No linebacker should have to guard a receiver while worrying about Murray scrambling. The linebackers were in a bind a lot during the second half, and there wasn’t much they could do.

Secondary: C-

Emmanuel Moseley received a ton of flack, and rightfully so. Last year, Moseley was an aggressive tackler. He only missed one tackle last game and had 2.5 stops, but there were too many times where he made contact, and the ball carrier was able to get yards afterward. That can’t happen. Moseley was targeted 14 times, which was ten more times than anyone else. He allowed ten receptions for 92 yards, had five blown coverages, and gave up five first downs. Moseley didn’t play well.

Richard Sherman didn’t, either. Sherman was only targeted three times, but he could’ve given up a lot of had he been targeted like Moseley. DeAndre Hopkins was spinning Sherman around on some routes, and even Christian Kirk got the best of Sherm, who gave up one first down but had six blown coverages and a missed tackle on Murray’s touchdown run.

I have so much respect for K’Waun Williams and how he fights through blocks and makes plays around the line of scrimmage. He’s a wolverine. Williams had a couple of stops, one where he ran through someone’s block. Williams also had that cheap holding call on that did not affect the play, and he also gave up a critical first down to Larry Fitzgerald.

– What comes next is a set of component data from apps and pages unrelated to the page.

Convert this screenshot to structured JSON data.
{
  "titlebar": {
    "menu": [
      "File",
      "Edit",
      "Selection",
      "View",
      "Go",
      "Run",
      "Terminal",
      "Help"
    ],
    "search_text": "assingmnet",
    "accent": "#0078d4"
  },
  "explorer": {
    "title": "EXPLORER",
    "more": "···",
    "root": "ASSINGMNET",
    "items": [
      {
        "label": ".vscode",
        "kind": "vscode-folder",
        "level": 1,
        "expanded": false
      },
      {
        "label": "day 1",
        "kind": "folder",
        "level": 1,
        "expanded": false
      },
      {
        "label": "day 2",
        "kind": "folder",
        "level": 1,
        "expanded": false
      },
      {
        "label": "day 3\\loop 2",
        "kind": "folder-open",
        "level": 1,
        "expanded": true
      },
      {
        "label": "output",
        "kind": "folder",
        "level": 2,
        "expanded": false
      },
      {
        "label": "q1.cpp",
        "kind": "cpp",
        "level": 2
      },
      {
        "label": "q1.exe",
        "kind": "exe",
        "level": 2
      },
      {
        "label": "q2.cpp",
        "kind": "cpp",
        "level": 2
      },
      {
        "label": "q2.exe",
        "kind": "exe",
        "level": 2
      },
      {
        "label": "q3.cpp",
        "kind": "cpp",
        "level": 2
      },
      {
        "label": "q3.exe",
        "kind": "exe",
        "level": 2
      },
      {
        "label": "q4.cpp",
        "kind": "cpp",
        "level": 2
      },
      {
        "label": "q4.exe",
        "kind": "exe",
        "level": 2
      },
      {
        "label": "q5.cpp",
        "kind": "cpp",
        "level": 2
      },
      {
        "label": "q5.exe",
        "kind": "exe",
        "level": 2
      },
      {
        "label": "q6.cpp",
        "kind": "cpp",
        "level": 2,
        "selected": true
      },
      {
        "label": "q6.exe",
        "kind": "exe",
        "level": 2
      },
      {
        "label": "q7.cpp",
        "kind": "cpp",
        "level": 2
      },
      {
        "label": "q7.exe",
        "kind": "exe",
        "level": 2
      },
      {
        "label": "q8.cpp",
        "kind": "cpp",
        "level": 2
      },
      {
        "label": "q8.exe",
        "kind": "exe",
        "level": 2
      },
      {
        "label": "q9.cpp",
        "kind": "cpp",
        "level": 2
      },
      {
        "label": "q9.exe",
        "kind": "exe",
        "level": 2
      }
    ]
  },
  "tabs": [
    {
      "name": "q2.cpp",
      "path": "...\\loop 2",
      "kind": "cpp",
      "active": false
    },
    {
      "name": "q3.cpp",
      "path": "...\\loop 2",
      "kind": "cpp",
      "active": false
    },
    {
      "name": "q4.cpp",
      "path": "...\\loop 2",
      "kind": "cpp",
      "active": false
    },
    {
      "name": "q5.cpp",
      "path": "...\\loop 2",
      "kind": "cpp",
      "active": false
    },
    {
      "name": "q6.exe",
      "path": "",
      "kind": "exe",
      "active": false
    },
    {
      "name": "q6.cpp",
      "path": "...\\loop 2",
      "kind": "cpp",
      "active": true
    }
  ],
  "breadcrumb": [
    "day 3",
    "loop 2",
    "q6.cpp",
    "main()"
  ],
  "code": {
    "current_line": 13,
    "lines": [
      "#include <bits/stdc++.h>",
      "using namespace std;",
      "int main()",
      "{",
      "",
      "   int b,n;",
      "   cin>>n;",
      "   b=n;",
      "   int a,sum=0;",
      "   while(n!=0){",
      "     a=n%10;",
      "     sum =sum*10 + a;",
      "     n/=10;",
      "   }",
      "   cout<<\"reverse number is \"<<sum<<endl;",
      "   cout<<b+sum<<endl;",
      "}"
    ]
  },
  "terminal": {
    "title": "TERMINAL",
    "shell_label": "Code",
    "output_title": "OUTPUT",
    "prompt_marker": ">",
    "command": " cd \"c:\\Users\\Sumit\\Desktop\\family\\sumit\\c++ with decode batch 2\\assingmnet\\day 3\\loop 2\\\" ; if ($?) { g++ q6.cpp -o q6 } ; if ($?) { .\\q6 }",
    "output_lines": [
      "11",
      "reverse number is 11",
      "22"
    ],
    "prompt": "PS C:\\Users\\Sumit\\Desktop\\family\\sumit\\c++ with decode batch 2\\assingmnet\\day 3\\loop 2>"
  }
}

Jimmie Ward allowed all four of his targets to be completed for 35 yards while allowing two first downs. Ward also missed a tackle. He seemed to be a step late this past Sunday. Jaquiski Tartt had an interception that landed in his lap and was solid against the run, but it looked like the blown coverage at the end of the game on Hopkins was on Tartt. He was the only player not guarding someone while everyone else is in man. After the game, Sherman said one side was playing one coverage while the other side was playing another, so I suspect Tartt didn’t get the call.